Web page and app entries:
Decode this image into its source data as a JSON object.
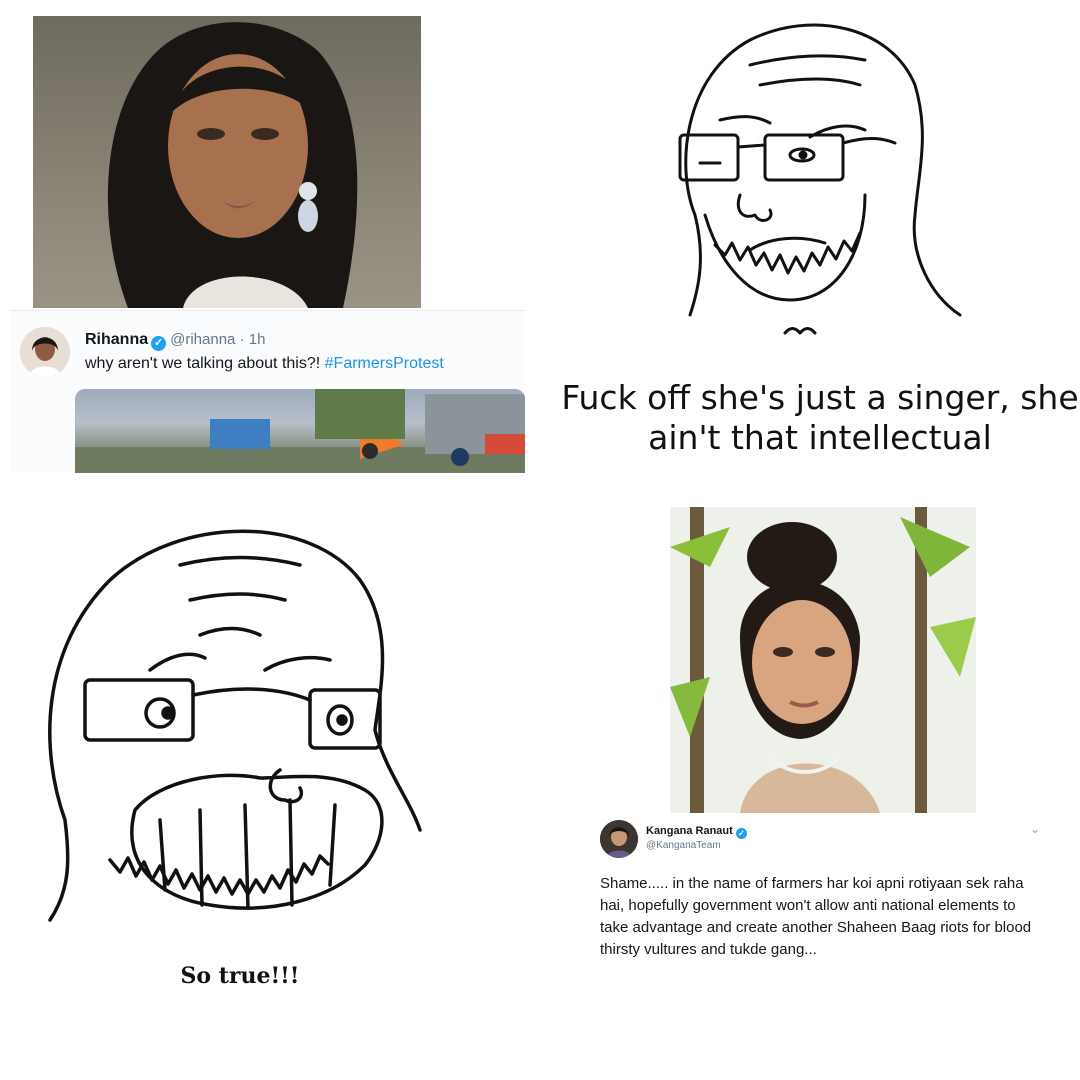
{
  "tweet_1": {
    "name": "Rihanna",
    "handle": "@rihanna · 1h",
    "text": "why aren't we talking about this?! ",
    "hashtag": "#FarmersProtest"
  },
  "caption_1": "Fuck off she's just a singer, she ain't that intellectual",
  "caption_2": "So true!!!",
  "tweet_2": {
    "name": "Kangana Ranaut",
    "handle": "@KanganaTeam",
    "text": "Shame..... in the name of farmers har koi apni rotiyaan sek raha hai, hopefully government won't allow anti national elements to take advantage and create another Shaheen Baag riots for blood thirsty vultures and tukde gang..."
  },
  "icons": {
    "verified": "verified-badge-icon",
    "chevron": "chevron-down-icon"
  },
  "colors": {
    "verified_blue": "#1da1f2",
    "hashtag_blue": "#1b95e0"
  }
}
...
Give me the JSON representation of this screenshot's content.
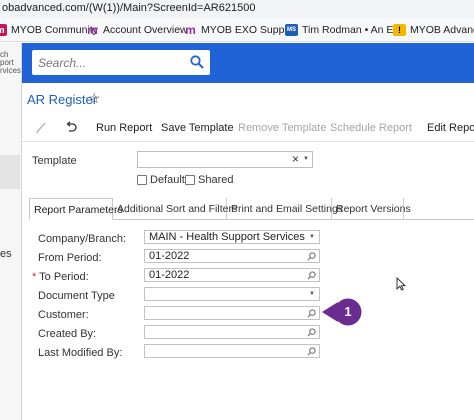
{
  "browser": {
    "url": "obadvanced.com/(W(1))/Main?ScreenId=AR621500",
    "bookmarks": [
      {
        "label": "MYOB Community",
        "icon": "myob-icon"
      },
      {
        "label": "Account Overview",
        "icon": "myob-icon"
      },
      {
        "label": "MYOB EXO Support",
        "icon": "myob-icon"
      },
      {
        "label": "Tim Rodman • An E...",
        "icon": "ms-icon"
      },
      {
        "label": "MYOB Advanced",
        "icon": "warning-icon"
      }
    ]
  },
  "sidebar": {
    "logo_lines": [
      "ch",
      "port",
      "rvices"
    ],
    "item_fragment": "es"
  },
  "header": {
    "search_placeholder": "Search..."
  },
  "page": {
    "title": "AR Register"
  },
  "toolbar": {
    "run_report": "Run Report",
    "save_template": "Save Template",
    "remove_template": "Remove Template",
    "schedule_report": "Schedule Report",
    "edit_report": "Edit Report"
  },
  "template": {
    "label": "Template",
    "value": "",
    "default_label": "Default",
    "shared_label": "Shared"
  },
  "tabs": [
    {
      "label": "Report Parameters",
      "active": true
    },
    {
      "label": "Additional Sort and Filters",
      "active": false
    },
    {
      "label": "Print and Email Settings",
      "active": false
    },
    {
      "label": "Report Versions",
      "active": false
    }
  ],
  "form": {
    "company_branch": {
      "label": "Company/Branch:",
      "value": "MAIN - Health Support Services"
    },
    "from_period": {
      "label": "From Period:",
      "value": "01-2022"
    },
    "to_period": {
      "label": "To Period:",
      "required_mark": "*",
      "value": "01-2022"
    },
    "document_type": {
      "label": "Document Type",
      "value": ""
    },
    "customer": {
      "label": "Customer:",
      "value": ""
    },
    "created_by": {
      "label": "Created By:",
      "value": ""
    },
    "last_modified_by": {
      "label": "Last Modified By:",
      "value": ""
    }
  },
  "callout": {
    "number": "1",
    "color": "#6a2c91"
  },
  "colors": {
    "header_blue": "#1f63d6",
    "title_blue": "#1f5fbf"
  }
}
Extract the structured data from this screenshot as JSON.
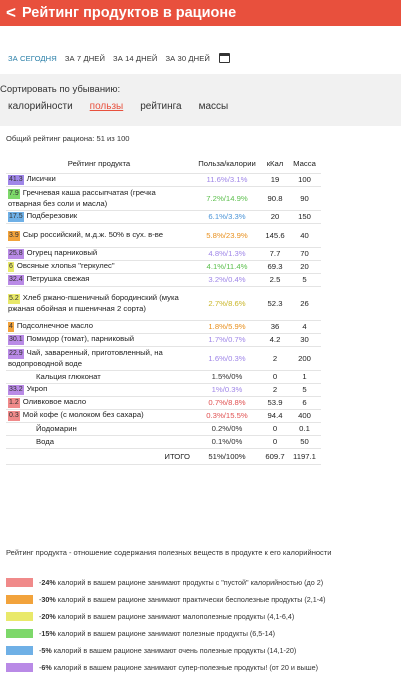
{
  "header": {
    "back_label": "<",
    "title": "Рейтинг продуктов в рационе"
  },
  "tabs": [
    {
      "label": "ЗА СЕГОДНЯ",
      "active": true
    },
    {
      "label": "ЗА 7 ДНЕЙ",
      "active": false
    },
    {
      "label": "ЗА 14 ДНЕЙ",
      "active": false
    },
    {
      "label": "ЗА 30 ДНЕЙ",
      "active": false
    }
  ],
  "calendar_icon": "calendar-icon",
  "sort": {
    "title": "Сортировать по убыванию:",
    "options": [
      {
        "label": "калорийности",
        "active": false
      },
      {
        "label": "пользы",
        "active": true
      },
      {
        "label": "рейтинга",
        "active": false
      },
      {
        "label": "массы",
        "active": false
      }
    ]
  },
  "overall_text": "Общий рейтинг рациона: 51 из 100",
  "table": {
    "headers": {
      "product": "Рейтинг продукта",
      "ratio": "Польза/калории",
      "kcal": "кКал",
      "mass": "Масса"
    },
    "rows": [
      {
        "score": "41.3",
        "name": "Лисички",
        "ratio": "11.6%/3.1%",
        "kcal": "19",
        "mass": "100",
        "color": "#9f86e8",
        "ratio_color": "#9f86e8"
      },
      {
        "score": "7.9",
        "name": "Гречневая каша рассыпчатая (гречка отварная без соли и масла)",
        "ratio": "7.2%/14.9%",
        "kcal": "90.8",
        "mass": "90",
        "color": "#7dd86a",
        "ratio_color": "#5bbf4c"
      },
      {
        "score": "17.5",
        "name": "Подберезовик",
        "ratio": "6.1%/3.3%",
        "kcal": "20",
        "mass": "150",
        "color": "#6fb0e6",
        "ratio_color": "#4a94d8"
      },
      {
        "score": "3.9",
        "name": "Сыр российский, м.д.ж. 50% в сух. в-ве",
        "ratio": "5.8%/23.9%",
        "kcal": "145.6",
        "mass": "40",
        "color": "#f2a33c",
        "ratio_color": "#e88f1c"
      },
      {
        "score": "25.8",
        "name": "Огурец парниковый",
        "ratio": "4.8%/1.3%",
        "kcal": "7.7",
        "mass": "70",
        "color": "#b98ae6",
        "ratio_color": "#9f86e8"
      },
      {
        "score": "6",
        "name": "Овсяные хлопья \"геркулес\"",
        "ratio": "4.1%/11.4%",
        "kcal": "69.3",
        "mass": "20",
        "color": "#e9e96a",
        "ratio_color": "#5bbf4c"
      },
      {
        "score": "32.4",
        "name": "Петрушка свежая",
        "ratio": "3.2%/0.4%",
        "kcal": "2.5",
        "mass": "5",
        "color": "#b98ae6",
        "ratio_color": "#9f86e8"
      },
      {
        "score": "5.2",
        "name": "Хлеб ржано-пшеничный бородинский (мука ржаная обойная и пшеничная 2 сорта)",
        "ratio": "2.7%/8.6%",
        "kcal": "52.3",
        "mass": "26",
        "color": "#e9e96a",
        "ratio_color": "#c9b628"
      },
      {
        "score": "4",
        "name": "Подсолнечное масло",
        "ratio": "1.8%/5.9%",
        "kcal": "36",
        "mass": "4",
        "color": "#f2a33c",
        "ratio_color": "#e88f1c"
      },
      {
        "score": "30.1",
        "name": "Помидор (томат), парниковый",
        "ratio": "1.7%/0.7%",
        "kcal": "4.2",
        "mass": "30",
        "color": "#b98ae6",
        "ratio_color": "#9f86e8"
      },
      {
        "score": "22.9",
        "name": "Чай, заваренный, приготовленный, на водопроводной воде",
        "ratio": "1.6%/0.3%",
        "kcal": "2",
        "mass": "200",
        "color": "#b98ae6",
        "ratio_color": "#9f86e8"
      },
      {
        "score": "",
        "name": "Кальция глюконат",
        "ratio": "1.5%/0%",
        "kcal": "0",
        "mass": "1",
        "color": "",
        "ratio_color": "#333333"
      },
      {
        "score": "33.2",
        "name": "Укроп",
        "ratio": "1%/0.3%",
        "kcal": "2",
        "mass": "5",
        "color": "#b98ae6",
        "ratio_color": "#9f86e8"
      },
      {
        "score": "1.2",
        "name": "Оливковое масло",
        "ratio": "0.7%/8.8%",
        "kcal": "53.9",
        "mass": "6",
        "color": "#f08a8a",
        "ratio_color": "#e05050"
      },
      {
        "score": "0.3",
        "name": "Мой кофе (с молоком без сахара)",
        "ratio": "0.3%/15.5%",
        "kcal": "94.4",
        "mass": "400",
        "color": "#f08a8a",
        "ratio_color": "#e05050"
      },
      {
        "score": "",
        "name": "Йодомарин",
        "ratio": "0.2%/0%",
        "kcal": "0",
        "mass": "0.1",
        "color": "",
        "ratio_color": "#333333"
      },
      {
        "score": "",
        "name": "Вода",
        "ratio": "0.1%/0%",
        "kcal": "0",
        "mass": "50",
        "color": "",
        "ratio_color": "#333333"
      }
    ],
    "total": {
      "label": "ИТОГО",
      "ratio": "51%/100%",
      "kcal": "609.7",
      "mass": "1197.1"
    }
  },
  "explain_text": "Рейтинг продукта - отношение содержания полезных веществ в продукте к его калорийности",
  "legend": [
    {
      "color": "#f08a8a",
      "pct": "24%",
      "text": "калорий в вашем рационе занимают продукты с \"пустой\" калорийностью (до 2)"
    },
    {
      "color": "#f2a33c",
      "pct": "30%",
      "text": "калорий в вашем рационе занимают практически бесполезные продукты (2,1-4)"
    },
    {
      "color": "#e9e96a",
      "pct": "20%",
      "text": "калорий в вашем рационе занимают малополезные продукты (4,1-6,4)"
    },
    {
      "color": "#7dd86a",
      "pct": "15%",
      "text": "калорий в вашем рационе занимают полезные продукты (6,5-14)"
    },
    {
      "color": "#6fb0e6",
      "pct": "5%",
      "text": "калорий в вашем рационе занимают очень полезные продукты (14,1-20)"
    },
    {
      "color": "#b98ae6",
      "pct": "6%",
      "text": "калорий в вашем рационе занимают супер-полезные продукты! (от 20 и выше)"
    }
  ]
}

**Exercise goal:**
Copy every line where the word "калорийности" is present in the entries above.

**Response to the task:**
        "label": "калорийности",
  "explain_text": "Рейтинг продукта - отношение содержания полезных веществ в продукте к его калорийности",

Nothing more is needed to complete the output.